▶ [Task prompt]: Check each line below for the word "zoom", then please report how many lines have it and nothing more.

### Data shown

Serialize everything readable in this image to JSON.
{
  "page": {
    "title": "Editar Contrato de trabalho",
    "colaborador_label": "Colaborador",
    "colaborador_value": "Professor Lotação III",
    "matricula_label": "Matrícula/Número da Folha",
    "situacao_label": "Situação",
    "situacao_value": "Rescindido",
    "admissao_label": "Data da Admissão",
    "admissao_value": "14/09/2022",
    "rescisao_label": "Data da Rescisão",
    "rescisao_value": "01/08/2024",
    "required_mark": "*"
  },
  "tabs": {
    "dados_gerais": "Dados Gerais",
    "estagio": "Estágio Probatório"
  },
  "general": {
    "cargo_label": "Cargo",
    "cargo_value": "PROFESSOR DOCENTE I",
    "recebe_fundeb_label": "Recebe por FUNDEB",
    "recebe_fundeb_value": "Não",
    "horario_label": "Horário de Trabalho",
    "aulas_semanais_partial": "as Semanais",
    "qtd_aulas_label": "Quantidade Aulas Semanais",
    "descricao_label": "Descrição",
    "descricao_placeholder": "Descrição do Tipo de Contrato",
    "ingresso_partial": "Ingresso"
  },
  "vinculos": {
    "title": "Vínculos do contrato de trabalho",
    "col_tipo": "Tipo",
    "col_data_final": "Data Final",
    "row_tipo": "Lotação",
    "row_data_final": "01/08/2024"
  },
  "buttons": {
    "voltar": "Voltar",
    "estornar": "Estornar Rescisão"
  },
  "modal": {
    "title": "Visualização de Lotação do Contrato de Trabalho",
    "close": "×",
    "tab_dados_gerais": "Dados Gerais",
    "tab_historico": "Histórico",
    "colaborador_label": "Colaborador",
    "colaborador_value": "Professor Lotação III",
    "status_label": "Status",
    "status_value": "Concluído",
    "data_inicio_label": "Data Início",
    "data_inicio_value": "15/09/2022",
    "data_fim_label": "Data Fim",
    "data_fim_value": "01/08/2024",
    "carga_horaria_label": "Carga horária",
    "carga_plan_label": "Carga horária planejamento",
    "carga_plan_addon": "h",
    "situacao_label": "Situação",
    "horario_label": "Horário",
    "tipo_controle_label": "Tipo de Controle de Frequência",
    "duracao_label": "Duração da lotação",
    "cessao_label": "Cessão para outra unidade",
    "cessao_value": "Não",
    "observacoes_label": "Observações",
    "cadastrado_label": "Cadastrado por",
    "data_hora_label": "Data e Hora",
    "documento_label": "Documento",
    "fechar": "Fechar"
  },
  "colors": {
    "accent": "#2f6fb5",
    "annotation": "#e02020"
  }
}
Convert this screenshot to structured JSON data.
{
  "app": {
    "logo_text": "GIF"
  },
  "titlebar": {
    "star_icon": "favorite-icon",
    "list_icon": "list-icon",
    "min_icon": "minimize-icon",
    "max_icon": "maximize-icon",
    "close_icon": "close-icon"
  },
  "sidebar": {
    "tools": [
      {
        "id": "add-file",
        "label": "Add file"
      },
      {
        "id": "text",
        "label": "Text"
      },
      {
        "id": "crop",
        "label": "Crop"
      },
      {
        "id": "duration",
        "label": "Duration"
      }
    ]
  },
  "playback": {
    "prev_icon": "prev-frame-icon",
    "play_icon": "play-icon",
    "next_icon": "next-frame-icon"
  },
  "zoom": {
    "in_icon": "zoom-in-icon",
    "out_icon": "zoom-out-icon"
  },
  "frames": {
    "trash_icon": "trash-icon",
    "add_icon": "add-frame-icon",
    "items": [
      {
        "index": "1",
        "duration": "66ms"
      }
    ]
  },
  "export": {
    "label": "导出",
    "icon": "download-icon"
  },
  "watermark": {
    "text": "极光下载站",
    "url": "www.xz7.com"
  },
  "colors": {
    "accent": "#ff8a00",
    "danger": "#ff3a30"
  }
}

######

▶ [Problem solution]: 3